‘Where people marry for vines and divorce for love…’ How could you not be intrigued by a drink borne of a landscape like that? This is Douglas Blyde’s description of the Chablis region, the territory in the northernmost part of the Burgundy wine districts.
Blyde’s our guide through the emotionally tangled region of Chablis and the host of tonight’s Bacchus on a Knife Edge dinner – a Chablis-matched series of courses meant to inflame the Chablis-lovers in the group of press. And hopefully educate the Chablis-novices, which I extremely am. Novice and happily ignorant, usually; white wine’s never been high on my list of anything really. Even Blyde, circling the room during the canapés – Nordic fishcakes thanks to Martina and Magdelena of NORDISH – admits that there’s something ‘feline’ about the ‘Pas Si Petit’ Petit Chablis we’re served with them, a 2014 aperitif from La Chablisienne. The felinity, he says – to paraphrase less lyrically – is something difficult to love at first, one that you might warm to with time but will never really warm to you, one that’s slippery and can’t be counted on. One that will tolerate you but not love you.
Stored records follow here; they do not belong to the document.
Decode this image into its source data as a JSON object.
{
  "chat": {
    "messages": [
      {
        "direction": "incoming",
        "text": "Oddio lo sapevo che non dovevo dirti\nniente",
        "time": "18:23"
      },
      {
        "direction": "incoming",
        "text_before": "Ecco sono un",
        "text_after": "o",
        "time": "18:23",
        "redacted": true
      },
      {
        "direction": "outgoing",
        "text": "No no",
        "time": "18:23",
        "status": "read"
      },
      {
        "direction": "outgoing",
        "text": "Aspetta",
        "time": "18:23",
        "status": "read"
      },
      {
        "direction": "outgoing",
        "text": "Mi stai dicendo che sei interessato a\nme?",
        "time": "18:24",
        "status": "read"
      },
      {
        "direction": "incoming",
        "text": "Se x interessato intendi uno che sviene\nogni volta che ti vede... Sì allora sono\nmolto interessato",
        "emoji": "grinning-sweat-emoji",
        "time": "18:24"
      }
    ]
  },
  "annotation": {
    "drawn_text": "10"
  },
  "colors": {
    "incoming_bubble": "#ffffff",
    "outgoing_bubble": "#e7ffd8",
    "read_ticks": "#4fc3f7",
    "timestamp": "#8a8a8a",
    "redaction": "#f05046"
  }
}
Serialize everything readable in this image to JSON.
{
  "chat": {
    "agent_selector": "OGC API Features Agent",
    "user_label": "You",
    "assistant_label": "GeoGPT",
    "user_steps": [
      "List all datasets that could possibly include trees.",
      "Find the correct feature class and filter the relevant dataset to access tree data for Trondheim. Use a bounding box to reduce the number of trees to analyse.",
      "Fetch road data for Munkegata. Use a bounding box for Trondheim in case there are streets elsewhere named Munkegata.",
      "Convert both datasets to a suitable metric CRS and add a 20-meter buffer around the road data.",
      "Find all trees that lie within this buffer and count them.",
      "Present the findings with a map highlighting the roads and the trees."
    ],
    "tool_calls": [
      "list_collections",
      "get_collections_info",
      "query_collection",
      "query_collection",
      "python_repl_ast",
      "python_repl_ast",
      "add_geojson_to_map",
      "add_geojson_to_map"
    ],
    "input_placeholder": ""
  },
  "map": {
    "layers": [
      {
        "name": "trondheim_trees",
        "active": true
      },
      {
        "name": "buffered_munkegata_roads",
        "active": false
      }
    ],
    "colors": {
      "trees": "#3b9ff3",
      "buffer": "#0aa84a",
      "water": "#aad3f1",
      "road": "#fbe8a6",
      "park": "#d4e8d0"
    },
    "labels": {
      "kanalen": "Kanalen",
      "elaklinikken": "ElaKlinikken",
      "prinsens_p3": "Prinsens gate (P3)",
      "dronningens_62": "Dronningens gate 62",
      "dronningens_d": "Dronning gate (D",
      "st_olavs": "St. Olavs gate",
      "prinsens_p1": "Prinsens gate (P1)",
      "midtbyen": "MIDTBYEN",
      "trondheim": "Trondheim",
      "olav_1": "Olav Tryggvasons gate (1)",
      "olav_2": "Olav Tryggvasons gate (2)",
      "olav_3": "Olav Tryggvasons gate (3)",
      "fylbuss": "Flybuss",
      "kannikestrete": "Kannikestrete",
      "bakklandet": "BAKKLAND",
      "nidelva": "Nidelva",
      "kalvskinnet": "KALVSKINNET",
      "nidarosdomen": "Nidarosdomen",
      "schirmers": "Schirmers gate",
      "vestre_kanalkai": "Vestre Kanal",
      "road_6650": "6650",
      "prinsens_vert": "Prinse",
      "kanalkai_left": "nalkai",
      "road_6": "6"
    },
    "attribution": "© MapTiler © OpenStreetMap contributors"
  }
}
One that knows no master.
Blyde’s a self-professed cat person, but even as somebody who wants more in the way of love and loyalty from my animals, I could learn to appreciate that complexity, that stubbornness, in the wine we’re drinking. It doesn’t have any of the thinness of the whites that white wine ignorance often leads me to end up with the rare times I order it; it’s not oversweet.
The dinner moves on, through roasted radish and fried whiting salad from Hana of Pickled Plates and a 2014 Alain Geoffroy Chablis and a pork chop glazed with Japanese umami – thanks to Rosie and A Little Lusciousness – with Julien Brocard’s La Boissonneuse Chablis from 2014.
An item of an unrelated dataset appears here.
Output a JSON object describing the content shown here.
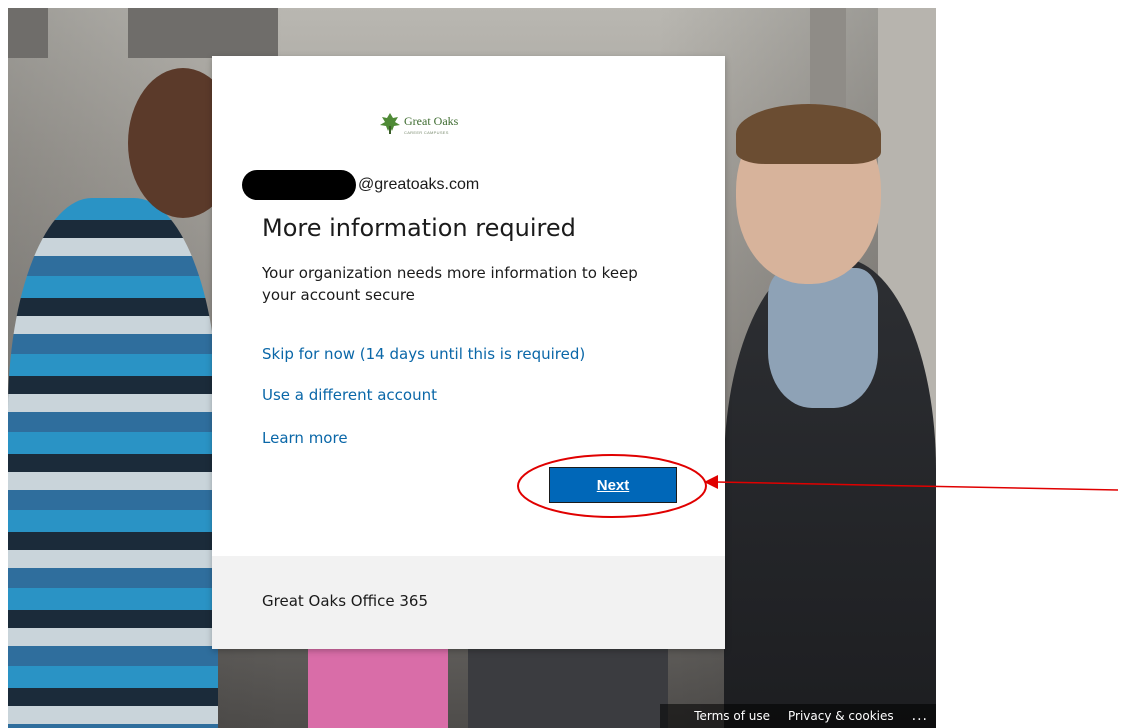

Blyde talks each course down to the table, spilling poetry and wine knowledge. The image that coalesces out of all this backstory is one of a challenging terrain sprouting challenging wines – a few that are second only in allure and standoffishness to a cat, a few so rich and buttery Blyde matches ice buckets of Grand Crus with the cheeseboard that finishes off our dinner.
I can’t say I’m a permanent convert to white wine. But thanks to the brief glimpse we’ve had of the poetry of the Chablis whites – the catlike sleekness, and the hard, fossilised terrain that it’s borne from – it won’t be my last up-close encounter with the feline, footsure wines of the Chablis region.
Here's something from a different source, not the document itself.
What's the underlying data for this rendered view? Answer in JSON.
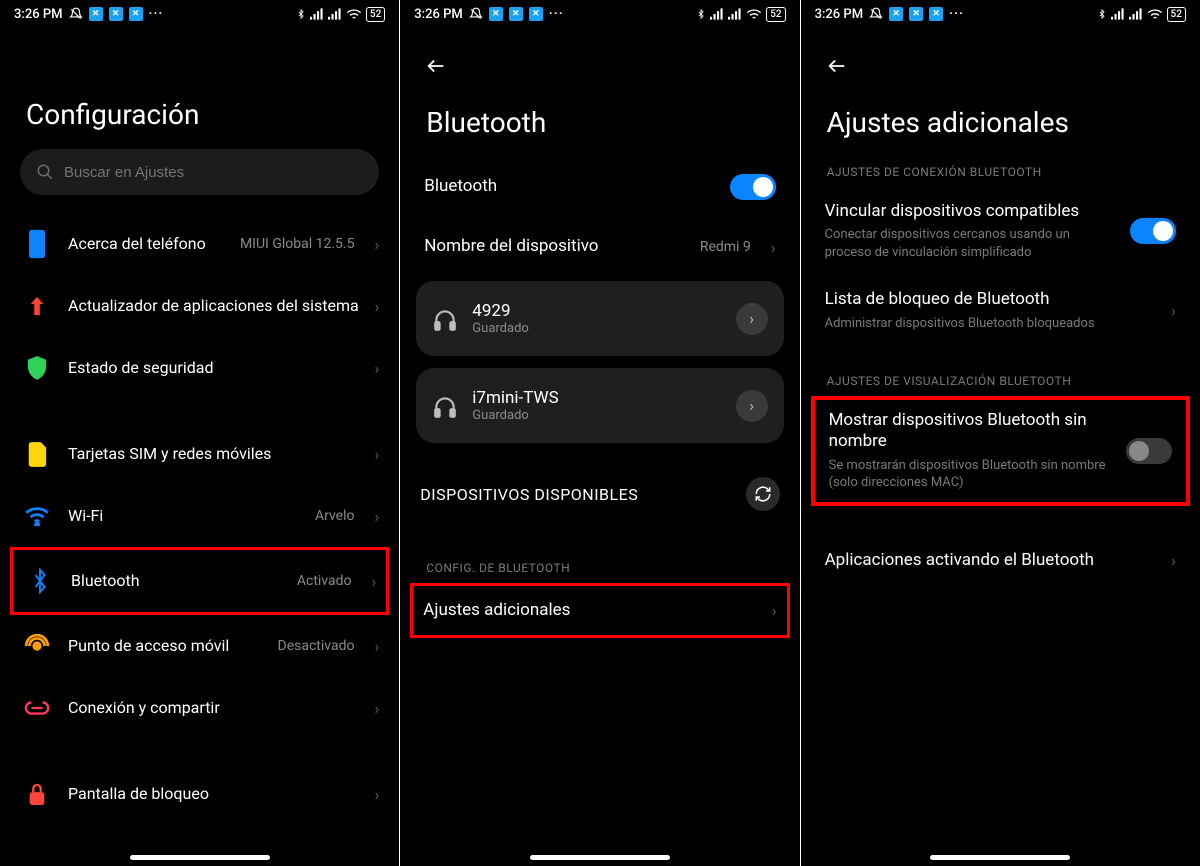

The Bacchus on a Knife Edge dinner was hosted at Andaz Studio
For more details visit chablis-wines.com, or search for #PureChablis